Andrew Madjar

Profile Image
Doctoral Candidate - Doctor of Philosophy


I work in the area of ‘human science pedagogy’. To call pedagogy a ‘human science’ is to understand it fundamentally in terms of our human existence – our hopes, dreams, joys and disappointments. A human pedagogy is about understanding how we (as adults) find ourselves together in the world with children. In this way, pedagogy is appreciated as a human encounter that is personal, relational and ethical. Human science pedagogy is an alternative to managerial, technical and psychological understandings of pedagogy that tend to abstract us from the existential meanings of our everyday living with children

In particular, my pedagogical interest is phenomenological – the starting point of my understanding of pedagogy is how the classroom is lived and experienced by both teachers and children. My research interest is in elucidating the lived significance and lived meaning of classroom life. The ultimate aim of this line of work is to promote a reflection on how children experience the world of the school. Through such reflection, teachers (and all of us who live with children) are opened to possibilities in which we endeavour to act towards children in thoughtful and sensitive ways – namely, through the exercise of pedagogical tact.

Research | Current

My current research focuses on teachers’ lived experience of the tension between the relational and technical nature of practice. The lives of teachers are dominated by the demands of evidence-based practice. While it is important for teacher practice to be informed by scientifically validated research, the proliferation of evidence-based approaches means that teachers are increasingly reflecting on their practice in technical and rational terms at the expense of reflecting on the personal and relational qualities that are essential in how teachers relate to children. My research aims to explore experiences where teachers have felt that the demands for ‘effective practice’ constrained how they could relate to students in authentic, personal and appropriate ways. My hope is that this work will support teachers to navigate the contemporary demands of teaching in order to maintain a thoughtful, personal and ethical connection with children.
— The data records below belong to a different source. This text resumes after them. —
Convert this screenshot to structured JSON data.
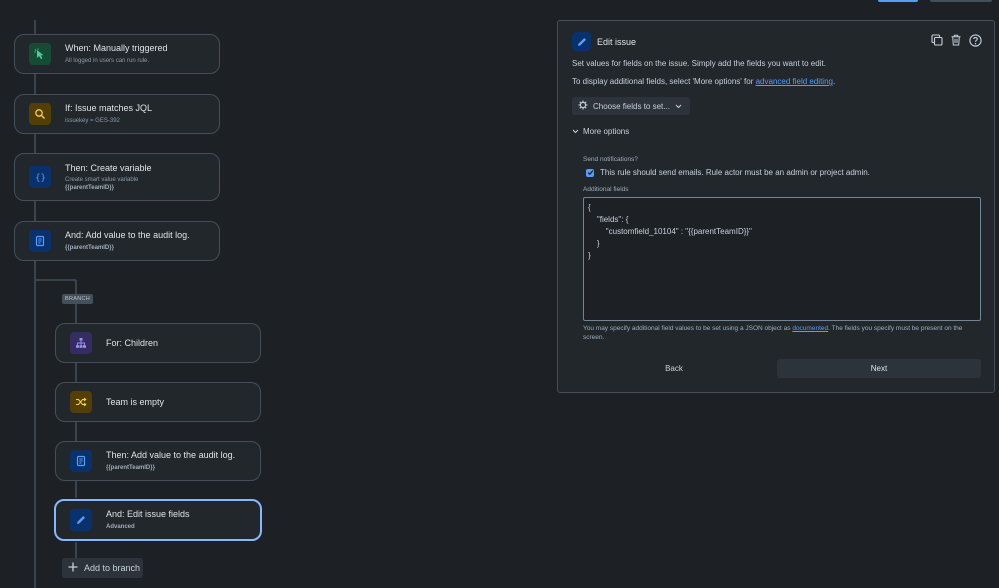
{
  "flow": {
    "trigger": {
      "title": "When: Manually triggered",
      "subtitle": "All logged in users can run rule."
    },
    "condition": {
      "title": "If: Issue matches JQL",
      "subtitle": "issuekey = GES-392"
    },
    "create_variable": {
      "title": "Then: Create variable",
      "subtitle": "Create smart value variable",
      "value": "{{parentTeamID}}"
    },
    "audit_log_1": {
      "title": "And: Add value to the audit log.",
      "value": "{{parentTeamID}}"
    },
    "branch_tag": "BRANCH",
    "for_children": {
      "title": "For: Children"
    },
    "team_empty": {
      "title": "Team is empty"
    },
    "audit_log_2": {
      "title": "Then: Add value to the audit log.",
      "value": "{{parentTeamID}}"
    },
    "edit_fields": {
      "title": "And: Edit issue fields",
      "subtitle": "Advanced"
    },
    "add_branch_label": "Add to branch"
  },
  "panel": {
    "title": "Edit issue",
    "description": "Set values for fields on the issue. Simply add the fields you want to edit.",
    "additional_prefix": "To display additional fields, select 'More options' for ",
    "additional_link": "advanced field editing",
    "additional_suffix": ".",
    "choose_fields_label": "Choose fields to set...",
    "more_options_label": "More options",
    "send_notifications_label": "Send notifications?",
    "send_notifications_checkbox": "This rule should send emails. Rule actor must be an admin or project admin.",
    "send_notifications_checked": true,
    "additional_fields_label": "Additional fields",
    "additional_fields_value": "{\n    \"fields\": {\n        \"customfield_10104\" : \"{{parentTeamID}}\"\n    }\n}",
    "help_prefix": "You may specify additional field values to be set using a JSON object as ",
    "help_link": "documented",
    "help_suffix": ". The fields you specify must be present on the screen.",
    "back_label": "Back",
    "next_label": "Next"
  },
  "colors": {
    "background": "#1d2125",
    "card": "#22272b",
    "accent": "#579dff",
    "selected_border": "#85b8ff"
  },
  "icons": {
    "trigger": "cursor-click-icon",
    "condition": "search-icon",
    "variable": "braces-icon",
    "audit": "document-icon",
    "children": "hierarchy-icon",
    "team_empty": "shuffle-icon",
    "edit": "pencil-icon",
    "add": "plus-icon"
  }
}
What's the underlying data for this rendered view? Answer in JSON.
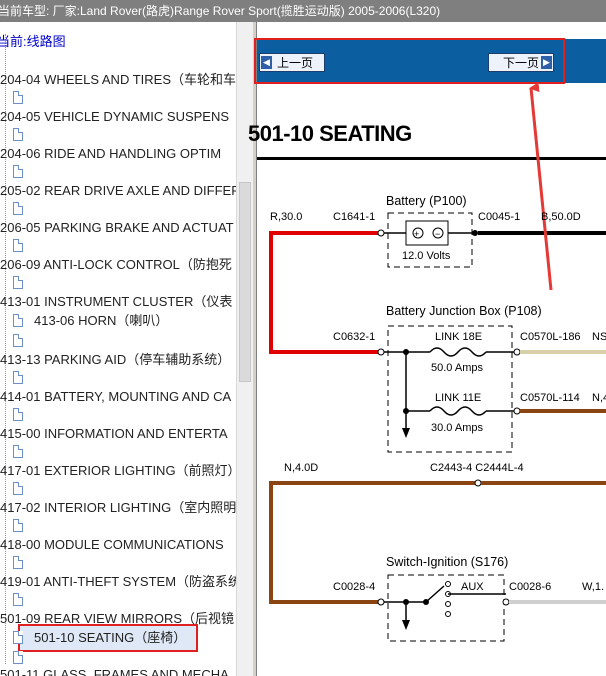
{
  "window": {
    "title_bar": "当前车型:  厂家:Land Rover(路虎)Range Rover Sport(揽胜运动版) 2005-2006(L320)"
  },
  "tree": {
    "root": "当前:线路图",
    "items": [
      {
        "label": "204-04 WHEELS AND TIRES（车轮和车"
      },
      {
        "label": "204-05 VEHICLE DYNAMIC SUSPENS"
      },
      {
        "label": "204-06 RIDE AND HANDLING OPTIM"
      },
      {
        "label": "205-02 REAR DRIVE AXLE AND DIFFER"
      },
      {
        "label": "206-05 PARKING BRAKE AND ACTUAT"
      },
      {
        "label": "206-09 ANTI-LOCK CONTROL（防抱死"
      },
      {
        "label": "413-01 INSTRUMENT CLUSTER（仪表"
      },
      {
        "label": "413-06 HORN（喇叭）"
      },
      {
        "label": "413-13 PARKING AID（停车辅助系统）"
      },
      {
        "label": "414-01 BATTERY, MOUNTING AND CA"
      },
      {
        "label": "415-00 INFORMATION AND ENTERTA"
      },
      {
        "label": "417-01 EXTERIOR LIGHTING（前照灯）"
      },
      {
        "label": "417-02 INTERIOR LIGHTING（室内照明"
      },
      {
        "label": "418-00 MODULE COMMUNICATIONS"
      },
      {
        "label": "419-01 ANTI-THEFT SYSTEM（防盗系统"
      },
      {
        "label": "501-09 REAR VIEW MIRRORS（后视镜"
      },
      {
        "label": "501-10 SEATING（座椅）"
      },
      {
        "label": "501-11 GLASS, FRAMES AND MECHA"
      }
    ]
  },
  "nav": {
    "prev": "上一页",
    "next": "下一页"
  },
  "diagram": {
    "title": "501-10 SEATING",
    "battery": {
      "name": "Battery (P100)",
      "volts": "12.0 Volts"
    },
    "bjb": {
      "name": "Battery Junction Box (P108)",
      "link1": "LINK 18E",
      "amps1": "50.0 Amps",
      "link2": "LINK 11E",
      "amps2": "30.0 Amps"
    },
    "switch": {
      "name": "Switch-Ignition (S176)",
      "aux": "AUX"
    },
    "wires": {
      "w1": "R,30.0",
      "c1": "C1641-1",
      "c2": "C0045-1",
      "w2": "B,50.0D",
      "c3": "C0632-1",
      "c4": "C0570L-186",
      "w3": "NS",
      "c5": "C0570L-114",
      "w4": "N,4",
      "w5": "N,4.0D",
      "c6": "C2443-4 C2444L-4",
      "c7": "C0028-4",
      "c8": "C0028-6",
      "w6": "W,1."
    }
  }
}
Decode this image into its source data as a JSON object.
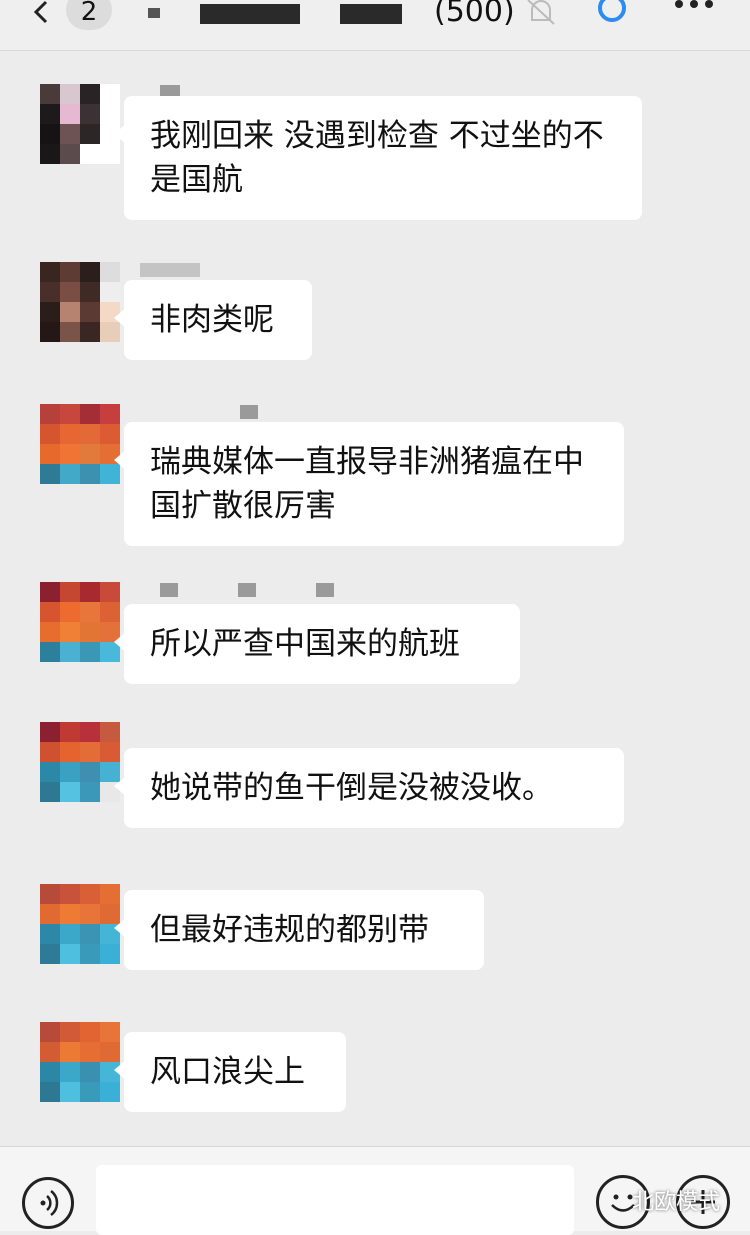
{
  "header": {
    "unread_count": "2",
    "member_count": "(500)"
  },
  "messages": [
    {
      "text": "我刚回来 没遇到检查 不过坐的不是国航"
    },
    {
      "text": "非肉类呢"
    },
    {
      "text": "瑞典媒体一直报导非洲猪瘟在中国扩散很厉害"
    },
    {
      "text": "所以严查中国来的航班"
    },
    {
      "text": "她说带的鱼干倒是没被没收。"
    },
    {
      "text": "但最好违规的都别带"
    },
    {
      "text": "风口浪尖上"
    }
  ],
  "watermark": "北欧模式",
  "colors": {
    "background": "#ececec",
    "bubble": "#ffffff",
    "accent_ring": "#2d8cf0"
  },
  "icons": [
    "back-icon",
    "mute-bell-icon",
    "more-icon",
    "voice-icon",
    "emoji-icon",
    "plus-icon"
  ]
}
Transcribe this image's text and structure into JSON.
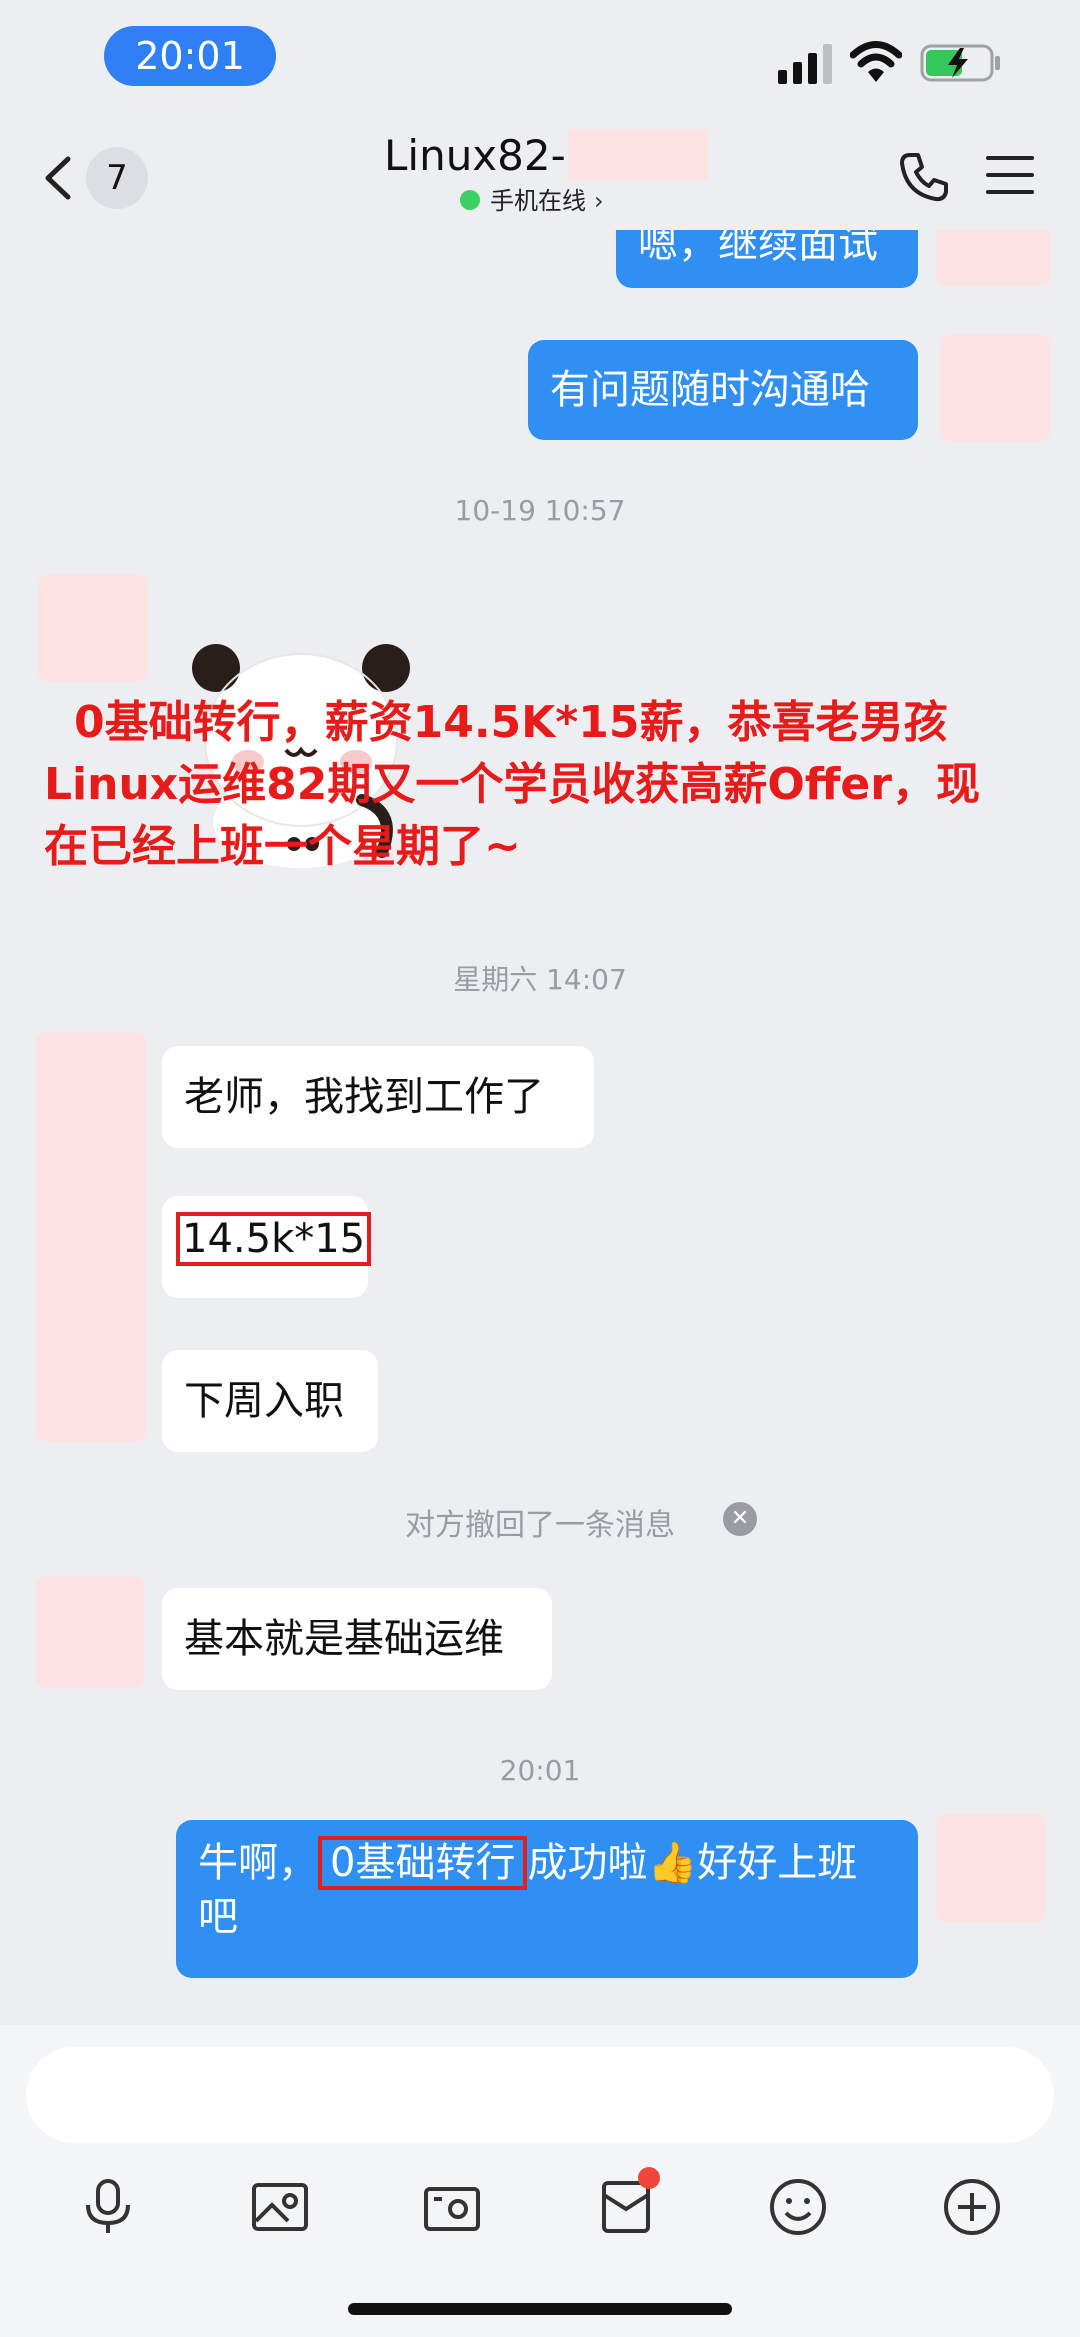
{
  "status_bar": {
    "time": "20:01"
  },
  "header": {
    "back_count": "7",
    "title": "Linux82-",
    "online_status": "手机在线",
    "online_chevron": "›"
  },
  "messages": {
    "top_partial": "嗯，继续面试",
    "m1": "有问题随时沟通哈",
    "ts1": "10-19 10:57",
    "ts2": "星期六 14:07",
    "m2": "老师，我找到工作了",
    "m3": "14.5k*15",
    "m4": "下周入职",
    "recall": "对方撤回了一条消息",
    "recall_close": "✕",
    "m5": "基本就是基础运维",
    "ts3": "20:01",
    "m6_a": "牛啊，",
    "m6_hl": "0基础转行",
    "m6_b": "成功啦👍好好上班吧"
  },
  "overlay": {
    "line1": "0基础转行，薪资14.5K*15薪，恭喜老男孩",
    "line2": "Linux运维82期又一个学员收获高薪Offer，现",
    "line3": "在已经上班一个星期了~"
  },
  "toolbar": {
    "icons": [
      "microphone-icon",
      "image-icon",
      "camera-icon",
      "red-packet-icon",
      "emoji-icon",
      "plus-icon"
    ]
  },
  "colors": {
    "accent": "#2f8ff3",
    "highlight": "#e02020",
    "overlay_text": "#e81b1b",
    "background": "#eceef2"
  }
}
Selected publications and creative works (Research Outputs)

As of 29 October 2020 there will be no automatic updating of 'selected publications and creative works' from Research Outputs. Please continue to keep your Research Outputs profile up to date.
  • Arndt, S., Buchanan, R., Gibbons, A., Hung, R., Madjar, A., Novak, R., ... Tesar, M. (2020). Collective writing: Introspective reflections on current experience. Educational Philosophy and Theory10.1080/00131857.2020.1824782
    Other University of Auckland co-authors: Sean Sturm, Nina Hood, Marek Tesar
  • Peters, M. A., Arndt, S., Tesar, M., Jackson, L., Hung, R., Mika, C., ... Buchanan, R. (2020). Philosophy of education in a new key: A collective project of the PESA executive. Educational Philosophy and Theory, Online first10.1080/00131857.2020.1759194
    Other University of Auckland co-authors: Sean Sturm, Marek Tesar
  • Madjar, A. M. (2016). The pedagogy of a father: Fathers’ school involvement as lived experience The University of Auckland. ResearchSpace@Auckland.


Contact details

Primary office location

Level 2, Room 204
New Zealand

Web links